EARLY SUMMER came heralded by avalanches. By now the line was plastered with curving snowsheds, the yellow timber of these open-air refuge tunnels glinting blatantly across scarred slopes down which trickled and roared vast rivers of snow and rock; but so soon as they were completed, the mountains in sportive disdain unleashed new perils in new places, and it was not till June, seven months after the last spike was driven, that Van Home felt safe in dispatching his first through transcontinental passenger train from Montreal.By ALAN SULLIVAN35 min
WHEN THE referee has blown his whistle for the last time at the end of the long hockey season and the round of banquets is over for the Stanley Cup champions, hockey players begin to turn their steps toward the various parts of the country where they make their homes in the summer.By JAMES C. HENDY15 min
IN 1936 Great Britain for the first time in her history will restrict the importation of Empire-grown foodstuffs. The British Dominions then lose their last free market. The traditional stimulus to Imperial development will have been withdrawn, and no one knows by what new roads the younger British peoples must seek their destinies.By G. R. STEVENS15 min
MANY THINGS make excellent servants but poor masters. A pair of scales, for example. Properly used—and let’s understand right now I vote all my ballots for them—they add to our knowledge, our happiness and our health. They help us obtain important facts about growth, about weight and about nutrition.By HUGH GRANT ROWELL11 min
IT WOULDN’T seem right to let the summer months go by without saying something about the salad question. Not that salads are exclusively summer fare. But they can be made to look and feel so cool, and we have the “makings” in our own gardens, so it would seem a shame to pass up a chance to talk about them.By M. FRANCES HUCKS9 min

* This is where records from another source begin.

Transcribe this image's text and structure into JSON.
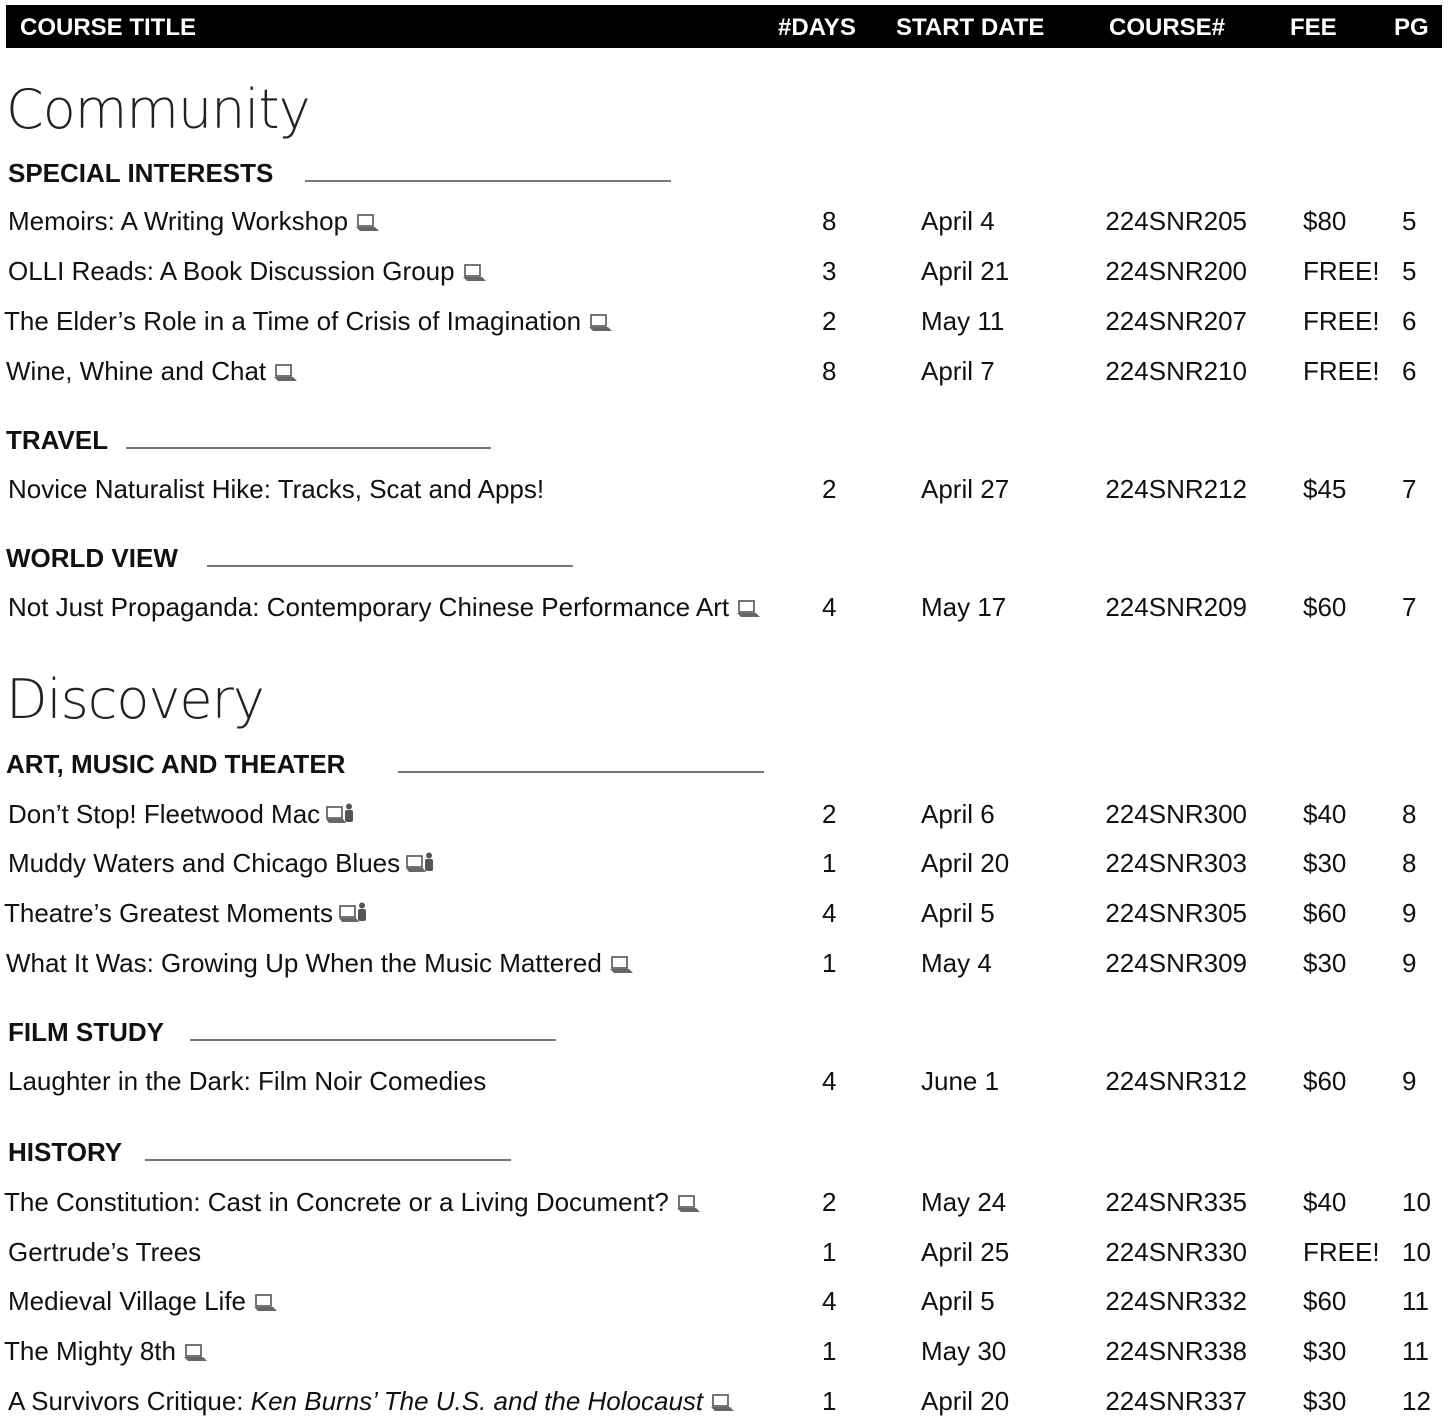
{
  "header": {
    "title": "COURSE TITLE",
    "days": "#DAYS",
    "start": "START DATE",
    "course": "COURSE#",
    "fee": "FEE",
    "pg": "PG"
  },
  "sections": {
    "community": "Community",
    "discovery": "Discovery"
  },
  "categories": {
    "special": "SPECIAL INTERESTS",
    "travel": "TRAVEL",
    "world": "WORLD VIEW",
    "art": "ART, MUSIC AND THEATER",
    "film": "FILM STUDY",
    "history": "HISTORY"
  },
  "rows": [
    {
      "title": "Memoirs: A Writing Workshop",
      "icon": "laptop-icon",
      "days": "8",
      "date": "April 4",
      "num": "224SNR205",
      "fee": "$80",
      "pg": "5"
    },
    {
      "title": "OLLI Reads: A Book Discussion Group",
      "icon": "laptop-icon",
      "days": "3",
      "date": "April 21",
      "num": "224SNR200",
      "fee": "FREE!",
      "pg": "5"
    },
    {
      "title": "The Elder’s Role in a Time of Crisis of Imagination",
      "icon": "laptop-icon",
      "days": "2",
      "date": "May 11",
      "num": "224SNR207",
      "fee": "FREE!",
      "pg": "6"
    },
    {
      "title": "Wine, Whine and Chat",
      "icon": "laptop-icon",
      "days": "8",
      "date": "April 7",
      "num": "224SNR210",
      "fee": "FREE!",
      "pg": "6"
    },
    {
      "title": "Novice Naturalist Hike: Tracks, Scat and Apps!",
      "icon": "",
      "days": "2",
      "date": "April 27",
      "num": "224SNR212",
      "fee": "$45",
      "pg": "7"
    },
    {
      "title": "Not Just Propaganda: Contemporary Chinese Performance Art",
      "icon": "laptop-icon",
      "days": "4",
      "date": "May 17",
      "num": "224SNR209",
      "fee": "$60",
      "pg": "7"
    },
    {
      "title": "Don’t Stop! Fleetwood Mac",
      "icon": "hybrid-icon",
      "days": "2",
      "date": "April 6",
      "num": "224SNR300",
      "fee": "$40",
      "pg": "8"
    },
    {
      "title": "Muddy Waters and Chicago Blues",
      "icon": "hybrid-icon",
      "days": "1",
      "date": "April 20",
      "num": "224SNR303",
      "fee": "$30",
      "pg": "8"
    },
    {
      "title": "Theatre’s Greatest Moments",
      "icon": "hybrid-icon",
      "days": "4",
      "date": "April 5",
      "num": "224SNR305",
      "fee": "$60",
      "pg": "9"
    },
    {
      "title": "What It Was: Growing Up When the Music Mattered",
      "icon": "laptop-icon",
      "days": "1",
      "date": "May 4",
      "num": "224SNR309",
      "fee": "$30",
      "pg": "9"
    },
    {
      "title": "Laughter in the Dark: Film Noir Comedies",
      "icon": "",
      "days": "4",
      "date": "June 1",
      "num": "224SNR312",
      "fee": "$60",
      "pg": "9"
    },
    {
      "title": "The Constitution: Cast in Concrete or a Living Document?",
      "icon": "laptop-icon",
      "days": "2",
      "date": "May 24",
      "num": "224SNR335",
      "fee": "$40",
      "pg": "10"
    },
    {
      "title": "Gertrude’s Trees",
      "icon": "",
      "days": "1",
      "date": "April 25",
      "num": "224SNR330",
      "fee": "FREE!",
      "pg": "10"
    },
    {
      "title": "Medieval Village Life",
      "icon": "laptop-icon",
      "days": "4",
      "date": "April 5",
      "num": "224SNR332",
      "fee": "$60",
      "pg": "11"
    },
    {
      "title": "The Mighty 8th",
      "icon": "laptop-icon",
      "days": "1",
      "date": "May 30",
      "num": "224SNR338",
      "fee": "$30",
      "pg": "11"
    },
    {
      "title_prefix": "A Survivors Critique: ",
      "title_italic": "Ken Burns’ The U.S. and the Holocaust",
      "icon": "laptop-icon",
      "days": "1",
      "date": "April 20",
      "num": "224SNR337",
      "fee": "$30",
      "pg": "12"
    }
  ]
}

PLEASE allow me space in your valuable columns to reply to an article that you recently published on “Municipal Debt” by Mr. Thomas Bradshaw, president of the North America Life Assurance Co., director of the Bank of Canada, vice-president of the Toronto General Trusts Corp., Canada’s No. 1 authority on municipal finance and the patriot who would save Canada for the bondholders by keeping the kids out of school.By Mr. Bradshaw9 min
DESPITE its royal name, there is nothing highfalutin’ about Prince Albert. It boasts no fine architectural buildings, no high society. But, for all its inherent modesty, Prince Albert is a hearty lad! Prince Albert was sired by strong, dominant men, mothered by women of gentleness and endurance.By MARY WEEKES9 min

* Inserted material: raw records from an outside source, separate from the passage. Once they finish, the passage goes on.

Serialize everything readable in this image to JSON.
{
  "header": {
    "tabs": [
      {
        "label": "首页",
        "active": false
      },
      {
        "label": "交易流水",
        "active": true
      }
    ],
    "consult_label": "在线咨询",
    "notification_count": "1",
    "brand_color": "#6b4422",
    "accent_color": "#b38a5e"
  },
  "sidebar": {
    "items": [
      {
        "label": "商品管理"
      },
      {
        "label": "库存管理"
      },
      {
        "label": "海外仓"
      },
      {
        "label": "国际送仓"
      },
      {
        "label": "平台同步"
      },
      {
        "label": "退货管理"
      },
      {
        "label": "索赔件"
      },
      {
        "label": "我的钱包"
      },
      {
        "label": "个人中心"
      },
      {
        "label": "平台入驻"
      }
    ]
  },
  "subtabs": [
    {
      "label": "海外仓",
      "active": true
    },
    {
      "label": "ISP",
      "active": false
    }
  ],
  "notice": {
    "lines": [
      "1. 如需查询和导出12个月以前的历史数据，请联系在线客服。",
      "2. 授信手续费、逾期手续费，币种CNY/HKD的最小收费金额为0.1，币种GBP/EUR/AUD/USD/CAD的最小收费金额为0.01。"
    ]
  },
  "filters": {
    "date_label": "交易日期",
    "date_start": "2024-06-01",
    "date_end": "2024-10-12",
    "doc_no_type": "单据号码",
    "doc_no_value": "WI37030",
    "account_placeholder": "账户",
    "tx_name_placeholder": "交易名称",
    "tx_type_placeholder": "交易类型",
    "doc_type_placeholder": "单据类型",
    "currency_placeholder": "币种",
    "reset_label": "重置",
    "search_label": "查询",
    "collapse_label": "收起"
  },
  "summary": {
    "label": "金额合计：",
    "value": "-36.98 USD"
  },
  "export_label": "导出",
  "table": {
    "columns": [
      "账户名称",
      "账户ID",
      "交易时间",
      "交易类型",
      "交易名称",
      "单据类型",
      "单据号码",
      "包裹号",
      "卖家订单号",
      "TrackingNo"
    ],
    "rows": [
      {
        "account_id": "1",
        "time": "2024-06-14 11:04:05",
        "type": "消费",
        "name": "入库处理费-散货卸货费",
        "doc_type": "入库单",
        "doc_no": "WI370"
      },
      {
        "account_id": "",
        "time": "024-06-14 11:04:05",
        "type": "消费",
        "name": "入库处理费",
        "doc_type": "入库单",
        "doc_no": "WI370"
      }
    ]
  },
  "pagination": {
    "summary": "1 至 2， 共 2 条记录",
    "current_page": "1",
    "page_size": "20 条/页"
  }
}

The story you want is part of the Maclean’s Archives. To access it, log in here or sign up for your free 30-day trial.
Experience anything and everything Maclean's has ever published — over 3,500 issues and 150,000 articles, images and advertisements — since 1905. Browse on your own, or explore our curated collections and timely recommendations.WATCH THIS VIDEO for highlights of everything the Maclean's Archives has to offer.